  9. Periodic Formal Evaluation of the Program. It is important that there be periodic formal evaluation of a program that continues over an extended period of time in order to verify adherence to the objectives of the program and the principles here set forth, as well as to ascertain whether management and administration meet acceptable criteria.

 

Staff Considerations
  1. Staff Should Be Selected for Competence in Program to Be Offered. Careful selection of foreign study faculty and staff is essential. Designation of campus personnel for overseas assignment should be strictly on the basis of academic competence and/or managerial ability. It should not be influenced by the desire either to reward or temporarily to dispose of staff members.

  2. Staff Members on Foreign Study Assignments Ought Not To Suffer Discrimination. Staff members serving in foreign study assignments offered by the institution should suffer no discrimination. They should be paid salaries comparable to those on the campus and should share in any pay increases occurring during their foreign assignment. Overseas time should be counted in the normal manner for such items as tenure and sabbatical leave.

 

Student Considerations
  1. Optimum Time for Foreign Study Experience. The optimum period in the student's academic career for foreign study experience will vary with the program and the individual student. Involvement of freshmen in foreign study programs presents special problems calling for especial care in the selection of participants.

  2. Screening of Students. Before admission, applicants should be carefully considered to insure that the program will be in their best interests. Students should be screened not alone on the basis of academic standing but also with respect to seriousness of purpose, emotional stability, and the capacity to cope with greater individual freedom in a strange environment.

  3. Orientation of Students. Thorough orientation of accepted students should be provided for. This should include intensive instruction in the history, culture, mores and, in case of some types of programs, the language of the country concerned for those students with inadequate language facility. Orientation should commence before or immediately upon arrival at the foreign study center. The students should be given a clear understanding of the relevance of the program's objectives to the overall curriculum of the home institution.
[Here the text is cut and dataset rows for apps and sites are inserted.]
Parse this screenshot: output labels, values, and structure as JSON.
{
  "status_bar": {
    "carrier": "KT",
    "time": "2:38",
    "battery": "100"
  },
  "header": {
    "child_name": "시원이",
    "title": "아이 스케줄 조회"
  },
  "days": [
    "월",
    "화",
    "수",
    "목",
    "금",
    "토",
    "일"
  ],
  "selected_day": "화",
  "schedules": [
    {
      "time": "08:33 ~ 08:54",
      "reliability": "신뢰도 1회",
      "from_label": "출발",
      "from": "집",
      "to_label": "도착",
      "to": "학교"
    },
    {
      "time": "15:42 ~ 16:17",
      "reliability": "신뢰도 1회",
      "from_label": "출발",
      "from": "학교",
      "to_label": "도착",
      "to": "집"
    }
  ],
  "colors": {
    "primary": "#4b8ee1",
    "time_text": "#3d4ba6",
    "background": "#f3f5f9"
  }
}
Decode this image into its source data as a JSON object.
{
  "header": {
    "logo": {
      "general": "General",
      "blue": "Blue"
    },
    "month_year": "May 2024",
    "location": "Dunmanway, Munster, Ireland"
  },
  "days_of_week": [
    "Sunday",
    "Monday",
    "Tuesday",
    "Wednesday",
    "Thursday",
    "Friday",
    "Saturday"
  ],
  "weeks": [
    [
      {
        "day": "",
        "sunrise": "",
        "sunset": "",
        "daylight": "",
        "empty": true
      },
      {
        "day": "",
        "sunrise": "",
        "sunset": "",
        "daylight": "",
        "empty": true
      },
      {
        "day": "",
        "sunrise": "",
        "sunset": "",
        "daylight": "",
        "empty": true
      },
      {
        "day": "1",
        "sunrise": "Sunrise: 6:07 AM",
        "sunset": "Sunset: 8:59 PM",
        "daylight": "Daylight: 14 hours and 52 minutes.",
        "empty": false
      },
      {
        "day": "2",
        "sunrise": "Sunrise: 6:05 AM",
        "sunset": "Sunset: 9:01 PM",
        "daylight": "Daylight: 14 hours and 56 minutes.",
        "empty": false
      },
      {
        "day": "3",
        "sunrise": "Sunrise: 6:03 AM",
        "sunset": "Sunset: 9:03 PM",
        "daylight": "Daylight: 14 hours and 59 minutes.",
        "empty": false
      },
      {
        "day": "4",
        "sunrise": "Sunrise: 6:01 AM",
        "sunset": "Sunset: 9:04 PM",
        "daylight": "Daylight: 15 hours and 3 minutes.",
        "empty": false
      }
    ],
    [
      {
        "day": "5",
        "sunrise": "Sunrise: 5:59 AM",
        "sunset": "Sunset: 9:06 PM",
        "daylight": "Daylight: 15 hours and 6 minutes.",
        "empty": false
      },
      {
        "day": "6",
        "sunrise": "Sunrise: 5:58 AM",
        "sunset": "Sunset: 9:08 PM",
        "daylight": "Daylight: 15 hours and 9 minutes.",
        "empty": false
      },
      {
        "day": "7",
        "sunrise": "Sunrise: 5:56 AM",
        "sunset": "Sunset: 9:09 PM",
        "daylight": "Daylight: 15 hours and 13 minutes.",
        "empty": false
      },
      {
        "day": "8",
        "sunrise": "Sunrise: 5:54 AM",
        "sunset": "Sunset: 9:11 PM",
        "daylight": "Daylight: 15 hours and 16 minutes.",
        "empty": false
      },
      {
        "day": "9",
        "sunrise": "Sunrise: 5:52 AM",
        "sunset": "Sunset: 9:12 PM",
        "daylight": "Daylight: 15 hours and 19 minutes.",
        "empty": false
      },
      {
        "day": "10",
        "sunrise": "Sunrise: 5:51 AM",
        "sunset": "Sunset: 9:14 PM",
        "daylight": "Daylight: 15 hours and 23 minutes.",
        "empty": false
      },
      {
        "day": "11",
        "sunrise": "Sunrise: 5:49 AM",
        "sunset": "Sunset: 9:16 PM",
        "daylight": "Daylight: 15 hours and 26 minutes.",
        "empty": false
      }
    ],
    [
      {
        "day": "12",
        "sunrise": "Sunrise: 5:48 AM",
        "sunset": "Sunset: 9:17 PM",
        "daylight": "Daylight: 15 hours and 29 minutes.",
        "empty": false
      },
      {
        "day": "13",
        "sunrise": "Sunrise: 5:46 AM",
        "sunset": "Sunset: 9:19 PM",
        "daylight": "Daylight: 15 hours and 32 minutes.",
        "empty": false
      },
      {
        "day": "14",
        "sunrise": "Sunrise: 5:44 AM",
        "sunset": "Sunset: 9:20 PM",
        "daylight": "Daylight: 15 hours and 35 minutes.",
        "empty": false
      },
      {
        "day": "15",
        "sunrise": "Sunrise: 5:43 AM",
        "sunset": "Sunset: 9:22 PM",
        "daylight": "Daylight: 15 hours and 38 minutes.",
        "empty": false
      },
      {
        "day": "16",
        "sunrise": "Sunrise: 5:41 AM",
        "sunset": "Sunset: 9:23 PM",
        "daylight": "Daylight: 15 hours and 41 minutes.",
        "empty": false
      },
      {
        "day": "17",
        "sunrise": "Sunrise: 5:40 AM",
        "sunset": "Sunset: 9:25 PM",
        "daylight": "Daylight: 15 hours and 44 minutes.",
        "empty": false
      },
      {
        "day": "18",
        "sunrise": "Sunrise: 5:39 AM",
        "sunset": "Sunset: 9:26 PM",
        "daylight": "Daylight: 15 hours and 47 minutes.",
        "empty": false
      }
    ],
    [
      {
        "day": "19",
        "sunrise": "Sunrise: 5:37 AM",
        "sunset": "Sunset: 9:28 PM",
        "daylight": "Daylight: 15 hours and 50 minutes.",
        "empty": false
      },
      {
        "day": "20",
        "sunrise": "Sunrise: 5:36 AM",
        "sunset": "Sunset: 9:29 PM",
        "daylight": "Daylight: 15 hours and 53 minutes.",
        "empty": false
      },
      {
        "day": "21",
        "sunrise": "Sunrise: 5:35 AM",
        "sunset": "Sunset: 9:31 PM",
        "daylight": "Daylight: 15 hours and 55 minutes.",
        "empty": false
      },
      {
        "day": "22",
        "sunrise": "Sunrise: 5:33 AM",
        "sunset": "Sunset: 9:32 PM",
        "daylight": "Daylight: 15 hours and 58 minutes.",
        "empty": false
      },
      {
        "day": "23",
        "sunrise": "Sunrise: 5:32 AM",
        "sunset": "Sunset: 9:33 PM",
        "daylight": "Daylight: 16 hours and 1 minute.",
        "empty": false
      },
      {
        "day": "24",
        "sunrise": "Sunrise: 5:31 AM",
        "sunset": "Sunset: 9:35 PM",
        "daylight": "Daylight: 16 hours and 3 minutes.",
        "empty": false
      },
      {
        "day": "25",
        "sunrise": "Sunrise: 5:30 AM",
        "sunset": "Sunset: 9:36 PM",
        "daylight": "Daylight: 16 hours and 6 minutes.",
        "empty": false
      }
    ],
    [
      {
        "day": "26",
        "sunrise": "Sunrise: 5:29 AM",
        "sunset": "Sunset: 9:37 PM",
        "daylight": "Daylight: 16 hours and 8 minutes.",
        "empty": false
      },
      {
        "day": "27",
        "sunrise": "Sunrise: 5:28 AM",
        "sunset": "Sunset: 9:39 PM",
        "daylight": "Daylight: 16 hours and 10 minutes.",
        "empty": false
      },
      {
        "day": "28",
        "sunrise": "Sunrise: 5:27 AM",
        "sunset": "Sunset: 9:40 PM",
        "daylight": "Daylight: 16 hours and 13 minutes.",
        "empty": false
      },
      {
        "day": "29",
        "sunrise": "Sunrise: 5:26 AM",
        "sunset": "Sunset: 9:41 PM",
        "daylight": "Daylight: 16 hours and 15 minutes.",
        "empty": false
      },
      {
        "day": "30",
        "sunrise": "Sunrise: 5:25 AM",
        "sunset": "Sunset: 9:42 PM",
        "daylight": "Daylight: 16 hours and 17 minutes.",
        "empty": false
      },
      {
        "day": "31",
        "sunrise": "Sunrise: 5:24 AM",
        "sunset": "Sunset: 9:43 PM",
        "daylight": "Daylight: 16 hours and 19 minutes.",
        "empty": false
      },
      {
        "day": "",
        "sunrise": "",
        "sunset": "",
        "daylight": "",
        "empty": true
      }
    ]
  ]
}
  4. Housing. Group housing is preferred for many types of programs. When the character of the program or other relevant factors suggest or dictate that students be housed individually or in small groups in community dormitories, private apartments, or private homes, the arrangements should be carefully and closely regulated.

  5. Health and Safety. The health and safety of students in foreign study programs sponsored by System institutions must necessarily be a continuing concern of the institutions. Health and accident insurance should be included as a part of the total package plan for the programs, or students should be advised to take insurance of their choosing, The program plan should specify the nature of the provisions for such coverage.

 

Financial Considerations

It is essential that proposed foreign study programs sponsored by System institutions individually or jointly be fiscally sound. As a basis for assessing fiscal soundness of proposed programs, the budget officer for the System has prepared two forms with appropriate notes relating thereto, which are to be used to report the fiscal facts relating to each foreign study program each year the program is to be offered. These forms should be filled out each year for each foreign study program it is proposed be offered in that year and forwarded to the Vice Chancellor for Academic Affairs, together with a full description of the proposed program, not later than April 14, of the year preceding the year for which the program is being proposed. Foreign study programs that have been approved by the Board's office (Vice Chancellor for Academic Affairs) once need not be described again in detail for the Board's office if they are continued in subsequent years. Only proposed changes in the program need be reported. But a budgetary statement must be submitted for approval each year by April 14, preceding the year for which program authorization is being sought.